Try it »
Output the whole listing below. Keep it exact.

Exercise inputs »
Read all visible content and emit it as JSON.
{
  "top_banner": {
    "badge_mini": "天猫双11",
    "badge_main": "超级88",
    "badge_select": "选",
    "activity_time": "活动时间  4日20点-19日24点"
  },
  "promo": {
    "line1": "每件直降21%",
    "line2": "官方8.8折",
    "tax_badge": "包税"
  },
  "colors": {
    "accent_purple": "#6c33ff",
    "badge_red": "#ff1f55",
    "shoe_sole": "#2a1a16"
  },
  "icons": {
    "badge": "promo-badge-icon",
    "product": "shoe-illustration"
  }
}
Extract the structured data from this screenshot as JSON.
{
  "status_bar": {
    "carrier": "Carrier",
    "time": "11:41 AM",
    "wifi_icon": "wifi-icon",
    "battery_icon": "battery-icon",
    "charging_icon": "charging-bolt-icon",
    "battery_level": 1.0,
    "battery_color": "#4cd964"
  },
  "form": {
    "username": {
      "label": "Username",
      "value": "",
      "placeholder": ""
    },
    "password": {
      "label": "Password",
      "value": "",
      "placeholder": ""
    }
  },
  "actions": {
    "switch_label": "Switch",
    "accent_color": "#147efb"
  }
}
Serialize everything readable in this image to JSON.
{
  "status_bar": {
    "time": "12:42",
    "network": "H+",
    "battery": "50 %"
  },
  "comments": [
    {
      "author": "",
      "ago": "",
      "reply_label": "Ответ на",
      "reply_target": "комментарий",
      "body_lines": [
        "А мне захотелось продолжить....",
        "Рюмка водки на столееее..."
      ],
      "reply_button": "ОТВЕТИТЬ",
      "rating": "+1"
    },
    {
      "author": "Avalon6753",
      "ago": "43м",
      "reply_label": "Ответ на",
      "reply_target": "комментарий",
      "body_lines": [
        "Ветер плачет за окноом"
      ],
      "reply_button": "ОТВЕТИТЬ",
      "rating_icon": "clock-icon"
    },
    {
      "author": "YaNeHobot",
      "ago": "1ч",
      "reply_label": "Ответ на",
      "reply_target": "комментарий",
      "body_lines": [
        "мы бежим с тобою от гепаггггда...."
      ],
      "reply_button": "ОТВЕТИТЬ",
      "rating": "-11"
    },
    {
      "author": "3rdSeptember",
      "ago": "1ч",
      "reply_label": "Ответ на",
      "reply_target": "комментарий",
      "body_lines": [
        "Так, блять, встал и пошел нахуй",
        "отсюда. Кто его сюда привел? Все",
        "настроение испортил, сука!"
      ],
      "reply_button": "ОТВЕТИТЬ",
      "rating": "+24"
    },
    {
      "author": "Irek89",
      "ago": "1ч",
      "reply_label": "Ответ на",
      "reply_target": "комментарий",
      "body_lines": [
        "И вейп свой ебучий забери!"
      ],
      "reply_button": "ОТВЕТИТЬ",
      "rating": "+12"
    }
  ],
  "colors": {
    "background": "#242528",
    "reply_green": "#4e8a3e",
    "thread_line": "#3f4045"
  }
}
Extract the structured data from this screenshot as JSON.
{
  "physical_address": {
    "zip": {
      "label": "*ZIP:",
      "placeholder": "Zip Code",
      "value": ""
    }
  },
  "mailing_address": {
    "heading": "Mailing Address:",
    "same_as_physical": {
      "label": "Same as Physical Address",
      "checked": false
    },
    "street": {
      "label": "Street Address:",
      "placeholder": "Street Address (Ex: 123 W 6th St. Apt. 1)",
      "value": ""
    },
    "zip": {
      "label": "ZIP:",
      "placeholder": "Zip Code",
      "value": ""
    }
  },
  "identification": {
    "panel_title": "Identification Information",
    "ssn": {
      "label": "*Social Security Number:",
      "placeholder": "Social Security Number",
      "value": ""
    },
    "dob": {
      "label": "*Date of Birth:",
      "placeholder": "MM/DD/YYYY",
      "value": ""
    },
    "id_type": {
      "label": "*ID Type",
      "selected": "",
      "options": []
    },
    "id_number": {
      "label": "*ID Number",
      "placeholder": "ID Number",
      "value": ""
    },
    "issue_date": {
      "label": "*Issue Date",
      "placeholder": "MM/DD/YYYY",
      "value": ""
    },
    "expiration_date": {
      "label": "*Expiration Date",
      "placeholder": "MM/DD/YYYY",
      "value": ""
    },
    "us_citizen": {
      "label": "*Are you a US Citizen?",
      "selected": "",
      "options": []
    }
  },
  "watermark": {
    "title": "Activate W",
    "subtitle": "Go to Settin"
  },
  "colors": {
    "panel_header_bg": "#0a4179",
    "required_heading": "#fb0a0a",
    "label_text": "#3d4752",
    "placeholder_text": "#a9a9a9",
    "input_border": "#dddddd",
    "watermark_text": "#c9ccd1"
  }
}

Reply to the task »
Read all visible content and emit it as JSON.
{
  "top_banner": {
    "badge_mini": "天猫双11",
    "badge_main": "超级88",
    "badge_select": "选",
    "activity_time": "活动时间  4日20点-19日24点"
  },
  "promo": {
    "line1": "每件直降21%",
    "line2": "官方8.8折",
    "tax_badge": "包税"
  },
  "colors": {
    "accent_purple": "#6c33ff",
    "badge_red": "#ff1f55",
    "shoe_sole": "#2a1a16"
  },
  "icons": {
    "badge": "promo-badge-icon",
    "product": "shoe-illustration"
  }
}
Extract the structured data from this screenshot as JSON.
{
  "status_bar": {
    "carrier": "Carrier",
    "time": "11:41 AM",
    "wifi_icon": "wifi-icon",
    "battery_icon": "battery-icon",
    "charging_icon": "charging-bolt-icon",
    "battery_level": 1.0,
    "battery_color": "#4cd964"
  },
  "form": {
    "username": {
      "label": "Username",
      "value": "",
      "placeholder": ""
    },
    "password": {
      "label": "Password",
      "value": "",
      "placeholder": ""
    }
  },
  "actions": {
    "switch_label": "Switch",
    "accent_color": "#147efb"
  }
}
Serialize everything readable in this image to JSON.
{
  "status_bar": {
    "time": "12:42",
    "network": "H+",
    "battery": "50 %"
  },
  "comments": [
    {
      "author": "",
      "ago": "",
      "reply_label": "Ответ на",
      "reply_target": "комментарий",
      "body_lines": [
        "А мне захотелось продолжить....",
        "Рюмка водки на столееее..."
      ],
      "reply_button": "ОТВЕТИТЬ",
      "rating": "+1"
    },
    {
      "author": "Avalon6753",
      "ago": "43м",
      "reply_label": "Ответ на",
      "reply_target": "комментарий",
      "body_lines": [
        "Ветер плачет за окноом"
      ],
      "reply_button": "ОТВЕТИТЬ",
      "rating_icon": "clock-icon"
    },
    {
      "author": "YaNeHobot",
      "ago": "1ч",
      "reply_label": "Ответ на",
      "reply_target": "комментарий",
      "body_lines": [
        "мы бежим с тобою от гепаггггда...."
      ],
      "reply_button": "ОТВЕТИТЬ",
      "rating": "-11"
    },
    {
      "author": "3rdSeptember",
      "ago": "1ч",
      "reply_label": "Ответ на",
      "reply_target": "комментарий",
      "body_lines": [
        "Так, блять, встал и пошел нахуй",
        "отсюда. Кто его сюда привел? Все",
        "настроение испортил, сука!"
      ],
      "reply_button": "ОТВЕТИТЬ",
      "rating": "+24"
    },
    {
      "author": "Irek89",
      "ago": "1ч",
      "reply_label": "Ответ на",
      "reply_target": "комментарий",
      "body_lines": [
        "И вейп свой ебучий забери!"
      ],
      "reply_button": "ОТВЕТИТЬ",
      "rating": "+12"
    }
  ],
  "colors": {
    "background": "#242528",
    "reply_green": "#4e8a3e",
    "thread_line": "#3f4045"
  }
}
Extract the structured data from this screenshot as JSON.
{
  "physical_address": {
    "zip": {
      "label": "*ZIP:",
      "placeholder": "Zip Code",
      "value": ""
    }
  },
  "mailing_address": {
    "heading": "Mailing Address:",
    "same_as_physical": {
      "label": "Same as Physical Address",
      "checked": false
    },
    "street": {
      "label": "Street Address:",
      "placeholder": "Street Address (Ex: 123 W 6th St. Apt. 1)",
      "value": ""
    },
    "zip": {
      "label": "ZIP:",
      "placeholder": "Zip Code",
      "value": ""
    }
  },
  "identification": {
    "panel_title": "Identification Information",
    "ssn": {
      "label": "*Social Security Number:",
      "placeholder": "Social Security Number",
      "value": ""
    },
    "dob": {
      "label": "*Date of Birth:",
      "placeholder": "MM/DD/YYYY",
      "value": ""
    },
    "id_type": {
      "label": "*ID Type",
      "selected": "",
      "options": []
    },
    "id_number": {
      "label": "*ID Number",
      "placeholder": "ID Number",
      "value": ""
    },
    "issue_date": {
      "label": "*Issue Date",
      "placeholder": "MM/DD/YYYY",
      "value": ""
    },
    "expiration_date": {
      "label": "*Expiration Date",
      "placeholder": "MM/DD/YYYY",
      "value": ""
    },
    "us_citizen": {
      "label": "*Are you a US Citizen?",
      "selected": "",
      "options": []
    }
  },
  "watermark": {
    "title": "Activate W",
    "subtitle": "Go to Settin"
  },
  "colors": {
    "panel_header_bg": "#0a4179",
    "required_heading": "#fb0a0a",
    "label_text": "#3d4752",
    "placeholder_text": "#a9a9a9",
    "input_border": "#dddddd",
    "watermark_text": "#c9ccd1"
  }
}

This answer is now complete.